The group Stoever Agarfrost in Aldrup ( Wildeshausen ) fabricated potato products of different varieties ( French fries, potato pancakes, potato chips, etc.) and customers including the restaurant chain McDonald's.
The Atlas Terex (formerly Atlas Weyhausen ) in Ganderkesee is one of the largest excavator manufacturer in Germany.
In the district of Oldenburg, rail transport began with the route Bremen -Oldenburg - Delmenhorst the Oldenburg State Railway in 1867, which was two years later continued at the idle. A branch line branches off since 1873 in Hude to Brake from.
Also in 1867, the combination of Oldenburg was to Wilhelmshaven by the Prussian State Railways.

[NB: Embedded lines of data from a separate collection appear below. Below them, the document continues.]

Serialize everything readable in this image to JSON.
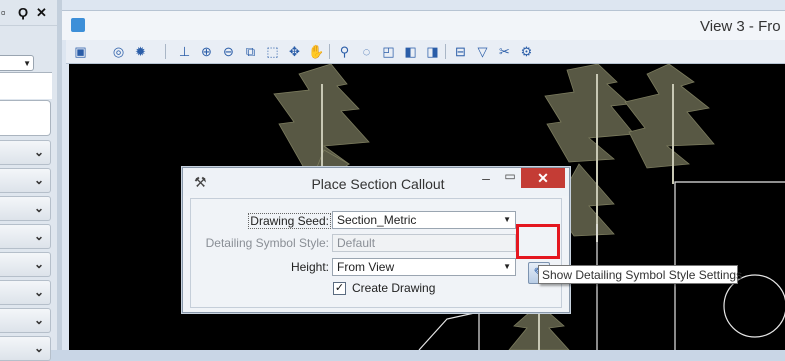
{
  "left_panel": {
    "title_icons": [
      "pin-icon",
      "auto-hide-icon",
      "close-icon"
    ],
    "title_glyphs": [
      "▫",
      "Ϙ",
      "✕"
    ],
    "combo_arrow": "▼",
    "row_chevron": "⌄",
    "rows": [
      "",
      "",
      "",
      "",
      "",
      "",
      "",
      ""
    ]
  },
  "view": {
    "title": "View 3 - Fro"
  },
  "toolbar": {
    "icons": [
      "view-attributes-icon",
      "display-style-icon",
      "lighting-icon",
      "measure-icon",
      "zoom-in-icon",
      "zoom-out-icon",
      "zoom-window-icon",
      "fit-view-icon",
      "rotate-view-icon",
      "pan-icon",
      "walk-icon",
      "look-icon",
      "camera-icon",
      "previous-view-icon",
      "next-view-icon",
      "clip-volume-icon",
      "clip-mask-icon",
      "section-icon",
      "view-settings-icon"
    ],
    "glyphs": [
      "▣",
      "◎",
      "✹",
      "⊥",
      "⊕",
      "⊖",
      "⧉",
      "⬚",
      "✥",
      "✋",
      "⚲",
      "◌",
      "◰",
      "◧",
      "◨",
      "⊟",
      "▽",
      "✂",
      "⚙"
    ]
  },
  "dialog": {
    "title": "Place Section Callout",
    "minimize": "–",
    "maximize": "▭",
    "close": "✕",
    "drawing_seed_label": "Drawing Seed:",
    "drawing_seed_value": "Section_Metric",
    "detailing_style_label": "Detailing Symbol Style:",
    "detailing_style_value": "Default",
    "height_label": "Height:",
    "height_value": "From View",
    "create_drawing_label": "Create Drawing",
    "create_drawing_checked": "✓",
    "combo_arrow": "▼",
    "style_button_glyph": "✎"
  },
  "tooltip": {
    "text": "Show Detailing Symbol Style Settings"
  },
  "colors": {
    "highlight": "#e4161f",
    "close_button": "#c43c35",
    "canvas": "#000000"
  }
}
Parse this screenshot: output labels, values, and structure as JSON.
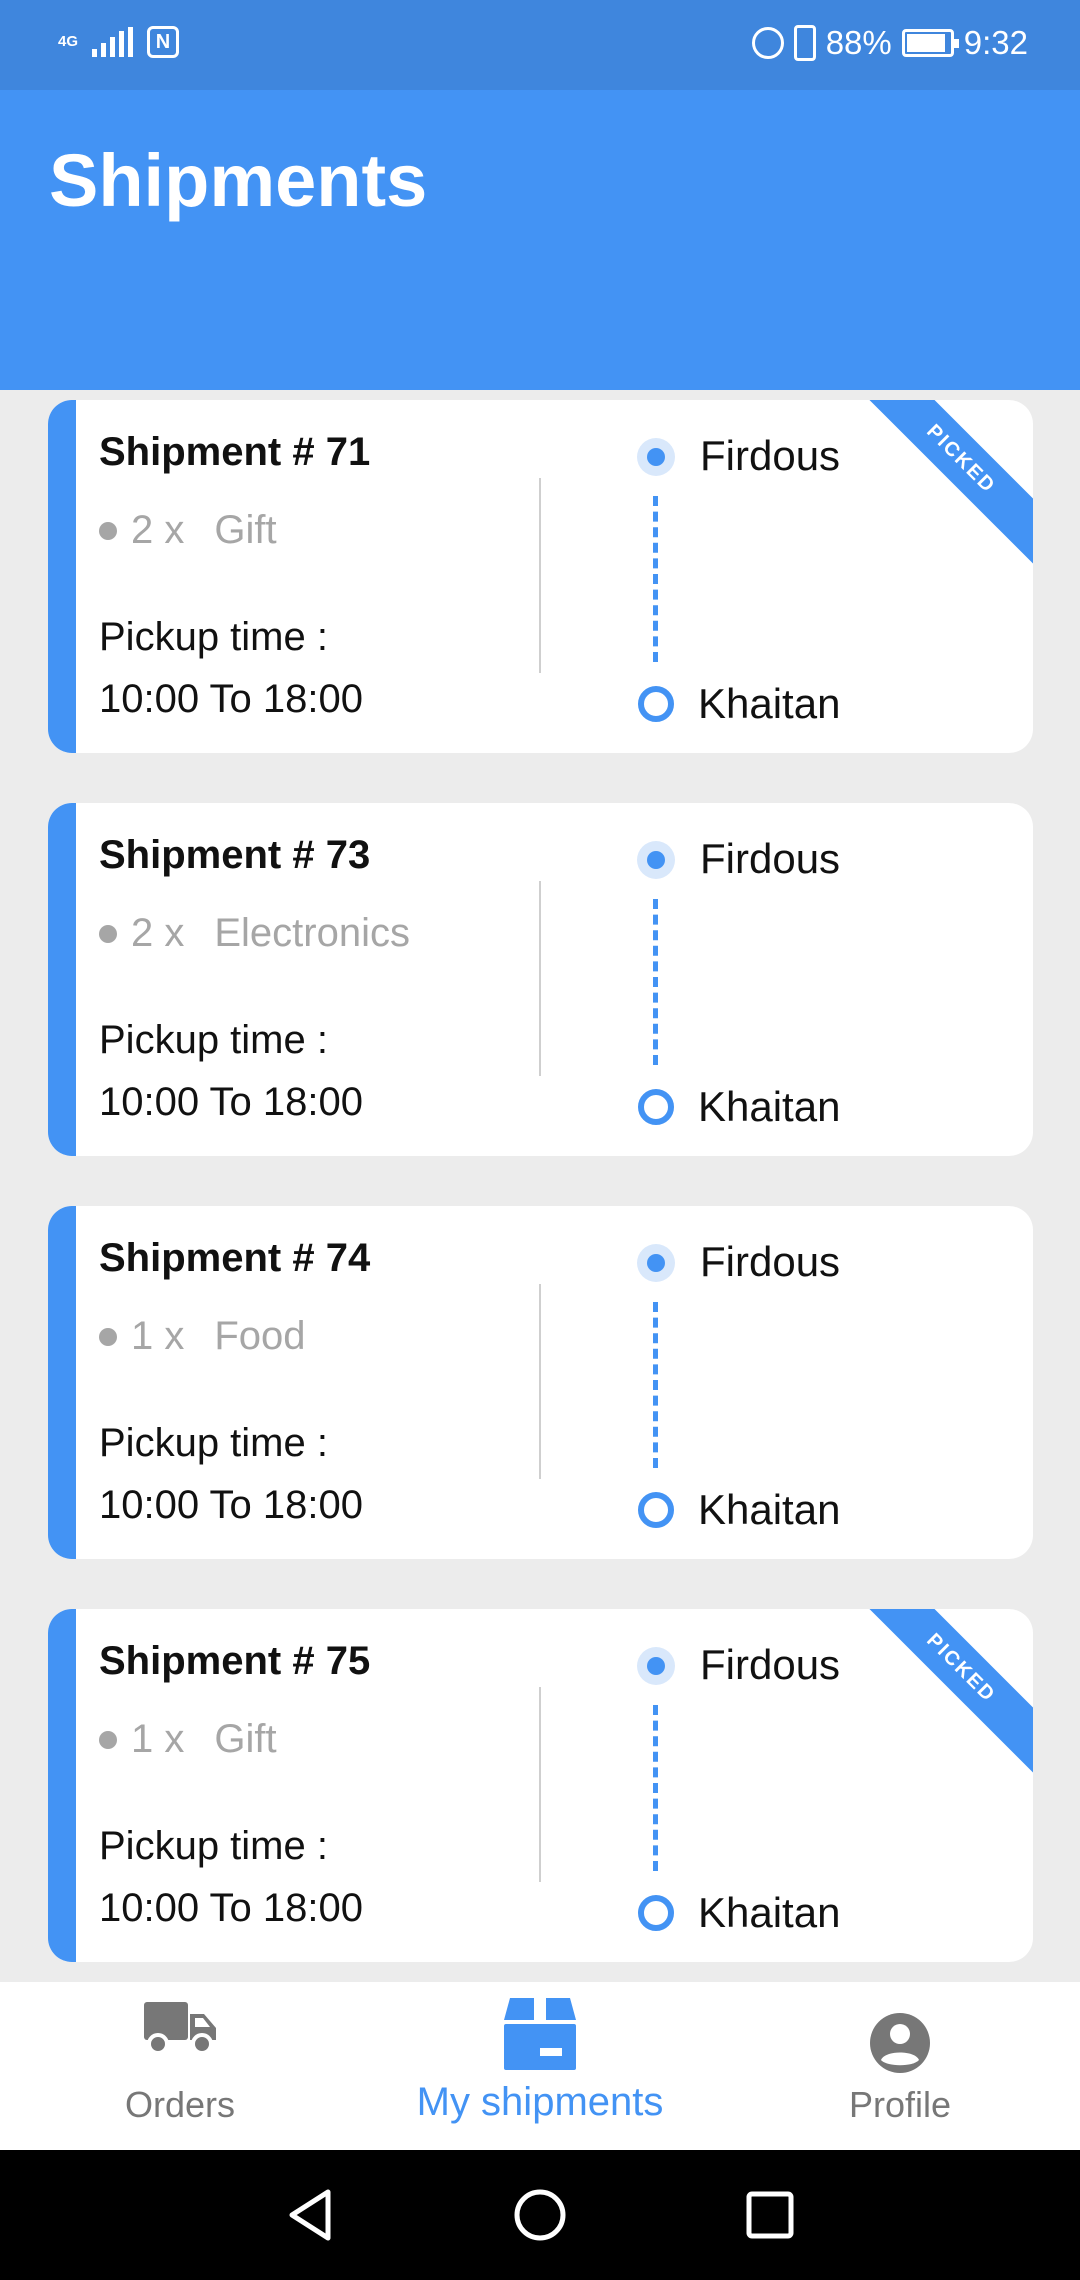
{
  "status_bar": {
    "network": "4G",
    "nfc": "N",
    "battery_percent": "88%",
    "time": "9:32"
  },
  "header": {
    "title": "Shipments"
  },
  "shipments": [
    {
      "title": "Shipment # 71",
      "quantity": "2 x",
      "category": "Gift",
      "pickup_label": "Pickup time :",
      "pickup_time": "10:00 To 18:00",
      "from": "Firdous",
      "to": "Khaitan",
      "ribbon": "PICKED"
    },
    {
      "title": "Shipment # 73",
      "quantity": "2 x",
      "category": "Electronics",
      "pickup_label": "Pickup time :",
      "pickup_time": "10:00 To 18:00",
      "from": "Firdous",
      "to": "Khaitan",
      "ribbon": ""
    },
    {
      "title": "Shipment # 74",
      "quantity": "1 x",
      "category": "Food",
      "pickup_label": "Pickup time :",
      "pickup_time": "10:00 To 18:00",
      "from": "Firdous",
      "to": "Khaitan",
      "ribbon": ""
    },
    {
      "title": "Shipment # 75",
      "quantity": "1 x",
      "category": "Gift",
      "pickup_label": "Pickup time :",
      "pickup_time": "10:00 To 18:00",
      "from": "Firdous",
      "to": "Khaitan",
      "ribbon": "PICKED"
    }
  ],
  "bottom_nav": {
    "items": [
      {
        "label": "Orders",
        "icon": "truck-icon",
        "active": false
      },
      {
        "label": "My shipments",
        "icon": "box-icon",
        "active": true
      },
      {
        "label": "Profile",
        "icon": "account-icon",
        "active": false
      }
    ]
  },
  "colors": {
    "primary": "#4393f4",
    "status_bar": "#3f86dd",
    "inactive": "#777777",
    "muted_text": "#a6a6a6"
  }
}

Recovery of the Oldenburg State railway was opened in 1875, the main route from Oldenburg to Cloppenburg -Osnabrück; of their chain in Ahlhorn 1885, the connection to Vechta from. The branch line Oldenburg -Brake was taken in 1896 in operation.
From 1898 Delmenhorst a line over Vechta to Osnabrück was performed and 1922 under the direction of the Deutsche Reichsbahn a spur track to Lemwerder.
1912, the narrow-gauge railway was opened Delmenhorst - Harpstedt ( Delmenhorst Harpstedter Eisenbahn GmbH / DHE ).
The network included until 1952 148 km in length. Of the public passenger transport was set to 36 km:
On the lines of Delmenhorst to Lemwerder or Harpstedt the Delmenhorst Harpstedter Eisenbahn GmbH operates a museum railway.
The county is served by three motorways, the A1 in the southeast (municipalities Harpstedt and Dötlingen, City Wildeshausen ), the A28 to the north (municipalities Hude, Hatten and Ganderkesee ) and the A29 to the west (municipalities Großenkneten, Hatten and Wardenburg). All three highways are interconnected ( A1/29 on Ahlhorner triangle. A28/A29 at Oldenburg east cross and A1/A28 at Delmenhorster triangle ) so that they form a complete ring around the Oldenburg district around.
Other major roads are the main roads B212, which runs from the north-east of the district of Oldenburg in the Weser march, and the B213 which runs from the south of the county in the district of Cloppenburg.
From only historical importance the federal highways 69 and 75, after the construction of the motorways A29 ( B69 ) and 28 ( B75 ) are have been downgraded to state roads. The same happened to the B213 in their former further course of Wildeshausen to Delmenhorst, which has been replaced by the A1 as a trunk road.
Culture and sights
In City and County of Oldenburg, there are three Jewish cemeteries in Harpstedt, Oldenburg and Wildeshausen. There are worth protecting cultural monuments - stone witnesses for previously existing Jewish communities and a lively Jewish community life until the 1930s. The cemeteries are usually locate bad, especially since they mainly located on the outskirts of towns.
Cities and Towns
In brackets the number of inhabitants on 31 December 2012.
Samtgemeinde with its member communities
* Head Samtgemeinde management
- Samtgemeinde Harpstedt ( 10,893 )